Waterproofing your basement is a very smart thing to do but if you’ve never before done this type of work, it is easy to feel a little overwhelmed when you think about it. There are, however, things that you can do to make this task a little easier and these things are easy to find if you start your research online. There are numerous tips to making the waterproofing of your basement a lot less stressful and some of them are below.
Start by Determining Why the Basement Flooded
Wet basements are usually caused by problems either inside the basement or outside and there is an easy way to find out which one applies to you. If you cut a 12-inch-square piece of tin foil and tape it to the wall of an exterior basement that is damp, using duct tape to keep it in place, and then leave it there for several days, you can use that foil to get your answer. After a few days, remove the foil and check where the dampness occurs.

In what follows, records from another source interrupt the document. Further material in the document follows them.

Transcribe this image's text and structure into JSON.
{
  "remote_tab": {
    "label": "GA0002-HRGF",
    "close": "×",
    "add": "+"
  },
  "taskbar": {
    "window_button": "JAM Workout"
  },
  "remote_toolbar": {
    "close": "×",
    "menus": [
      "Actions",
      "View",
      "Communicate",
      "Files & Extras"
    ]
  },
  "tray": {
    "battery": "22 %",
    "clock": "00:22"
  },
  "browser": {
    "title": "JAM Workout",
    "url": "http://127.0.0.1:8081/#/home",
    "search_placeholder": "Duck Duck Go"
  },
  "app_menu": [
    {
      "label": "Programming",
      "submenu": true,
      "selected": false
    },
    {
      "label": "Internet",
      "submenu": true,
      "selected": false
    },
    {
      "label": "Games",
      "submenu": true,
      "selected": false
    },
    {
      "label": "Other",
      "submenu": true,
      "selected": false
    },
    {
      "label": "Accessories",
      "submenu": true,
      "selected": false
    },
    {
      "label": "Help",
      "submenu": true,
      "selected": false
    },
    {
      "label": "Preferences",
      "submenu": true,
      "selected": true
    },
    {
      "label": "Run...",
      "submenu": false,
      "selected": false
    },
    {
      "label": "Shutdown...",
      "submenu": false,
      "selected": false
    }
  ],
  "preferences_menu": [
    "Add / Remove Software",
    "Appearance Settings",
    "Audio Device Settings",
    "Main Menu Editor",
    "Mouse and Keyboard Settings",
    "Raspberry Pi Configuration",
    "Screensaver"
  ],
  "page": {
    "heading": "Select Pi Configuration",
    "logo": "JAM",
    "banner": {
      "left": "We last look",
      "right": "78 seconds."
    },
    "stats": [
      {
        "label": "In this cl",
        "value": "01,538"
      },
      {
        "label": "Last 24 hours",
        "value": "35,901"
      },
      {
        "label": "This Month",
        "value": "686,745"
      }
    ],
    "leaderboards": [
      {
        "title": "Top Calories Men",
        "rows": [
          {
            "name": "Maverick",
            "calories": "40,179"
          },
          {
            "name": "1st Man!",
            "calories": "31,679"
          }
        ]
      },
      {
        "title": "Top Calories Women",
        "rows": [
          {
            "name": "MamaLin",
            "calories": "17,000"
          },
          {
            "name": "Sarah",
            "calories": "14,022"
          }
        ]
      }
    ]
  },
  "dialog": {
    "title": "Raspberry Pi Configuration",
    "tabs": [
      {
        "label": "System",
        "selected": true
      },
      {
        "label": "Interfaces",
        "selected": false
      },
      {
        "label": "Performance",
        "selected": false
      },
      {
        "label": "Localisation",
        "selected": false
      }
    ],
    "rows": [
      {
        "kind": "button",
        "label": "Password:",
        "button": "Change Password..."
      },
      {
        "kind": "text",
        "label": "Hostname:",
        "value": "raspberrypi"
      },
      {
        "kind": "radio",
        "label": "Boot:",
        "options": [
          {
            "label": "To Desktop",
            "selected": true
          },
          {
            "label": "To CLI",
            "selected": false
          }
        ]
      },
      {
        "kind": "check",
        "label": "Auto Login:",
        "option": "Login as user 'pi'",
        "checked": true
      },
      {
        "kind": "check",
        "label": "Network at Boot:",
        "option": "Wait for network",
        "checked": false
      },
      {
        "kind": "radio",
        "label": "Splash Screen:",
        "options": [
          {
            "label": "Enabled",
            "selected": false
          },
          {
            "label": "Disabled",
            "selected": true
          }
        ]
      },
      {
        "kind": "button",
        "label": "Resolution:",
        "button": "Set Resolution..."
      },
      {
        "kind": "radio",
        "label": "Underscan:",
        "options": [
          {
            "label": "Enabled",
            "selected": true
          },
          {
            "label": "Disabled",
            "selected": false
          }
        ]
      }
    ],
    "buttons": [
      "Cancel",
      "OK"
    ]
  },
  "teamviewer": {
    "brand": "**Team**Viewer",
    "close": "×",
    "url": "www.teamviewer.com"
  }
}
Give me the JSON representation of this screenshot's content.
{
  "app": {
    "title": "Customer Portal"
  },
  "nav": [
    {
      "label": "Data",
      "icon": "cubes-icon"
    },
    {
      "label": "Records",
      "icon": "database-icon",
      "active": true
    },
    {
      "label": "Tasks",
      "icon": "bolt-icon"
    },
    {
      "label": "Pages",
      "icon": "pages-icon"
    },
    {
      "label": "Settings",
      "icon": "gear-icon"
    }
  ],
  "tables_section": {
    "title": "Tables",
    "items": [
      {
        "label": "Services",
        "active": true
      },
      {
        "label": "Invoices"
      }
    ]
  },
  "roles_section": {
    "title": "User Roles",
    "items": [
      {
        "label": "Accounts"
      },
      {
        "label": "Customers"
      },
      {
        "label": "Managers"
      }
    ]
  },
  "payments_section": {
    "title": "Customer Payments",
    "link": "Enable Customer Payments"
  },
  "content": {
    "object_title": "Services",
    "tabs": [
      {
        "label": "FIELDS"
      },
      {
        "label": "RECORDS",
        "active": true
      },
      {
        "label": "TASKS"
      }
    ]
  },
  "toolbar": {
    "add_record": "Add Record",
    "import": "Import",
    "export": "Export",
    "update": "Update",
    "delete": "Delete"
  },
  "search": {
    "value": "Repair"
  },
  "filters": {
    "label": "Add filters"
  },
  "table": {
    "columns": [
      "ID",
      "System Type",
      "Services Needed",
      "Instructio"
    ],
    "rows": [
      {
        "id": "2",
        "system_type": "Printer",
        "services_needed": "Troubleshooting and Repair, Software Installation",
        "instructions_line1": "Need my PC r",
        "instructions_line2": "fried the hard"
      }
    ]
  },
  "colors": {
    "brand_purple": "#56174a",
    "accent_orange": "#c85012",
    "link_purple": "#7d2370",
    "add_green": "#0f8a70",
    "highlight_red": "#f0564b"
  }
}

If the wetness is on the inner side of the foil, your basement is experiencing condensation, and if it is on the side against the wall, the water is coming from the outside.
Make Sure That the Pipes Are Insulated
Always insulate your water pipes when you waterproof your basement and don’t forget to allow for good ventilation so that great air flow is achieved. You can do this in the summer months by using your AC as a dehumidifier and in the winter, always turn on the heating so that the room can stay dry. All of this is especially important if condensation is your problem.
Remove All of Your Plants
If seepage problems exist in your basement, the problem can get worse if you have large plants or thick shrubbery surrounding the area because it prevents air and sunlight from reaching the walls. If this is the case for you, it is best to either remove or thin out the plants so that you get the circulation you need to ventilate the room and allow the sun to dry out the walls.
Keep Your Rain Gutters Clean
Because many different areas of your home can affect the waterproof capability of your basement, it is crucial that you thoroughly clean your gutters at least once a year. Your downspouts can easily allow water to collect around the walls of your basement, which can increase the dampness inside of the room. If you keep the downspouts and gutters clean and this doesn’t work, have your downspouts extended outwards further away from home and this may take care of the problem.
Make Sure That Your Mold Is Eliminated
Getting rid of mold and mildew before you waterproof your basement is easier than you think. You can fill a spray bottle with one gallon of water and three-quarters of a cup of bleach; after you put on the right protective clothing, spray the affected area thoroughly with this mix. If there is mildew present, you will likely need to remove it with either a rag or a scrubbing brush, depending on its severity.
Keep All of Your Doors Closed
It may seem as though you should do the exact opposite but once your basement is waterproofed, it is a good idea to keep your doors and windows closed for a bit. It may seem as if outside air flow will help your basement stay dry but the truth is that when it’s humid in the summer months, condensation can result. In the winter time, the rainfall can make the dampness worse. Keeping the windows and doors shut can take care of this problem, increasing the effectiveness of the waterproofing job.
Always Use Waterproof Paints
It is important to use waterproofing paint for your basement after you’ve waterproofed it. Do not use water-repellent paint because this type of paint produces only temporary results and is only for exterior use. By contrast, waterproofing paint is a specialized paint that does a great job of preventing the hydrostatic seepage of water that is under pressure and it can also be used for both interior and exterior walls. For this and many other reasons, using special waterproofing paint is a very smart thing to do after you’ve personally waterproofed and protected your basement.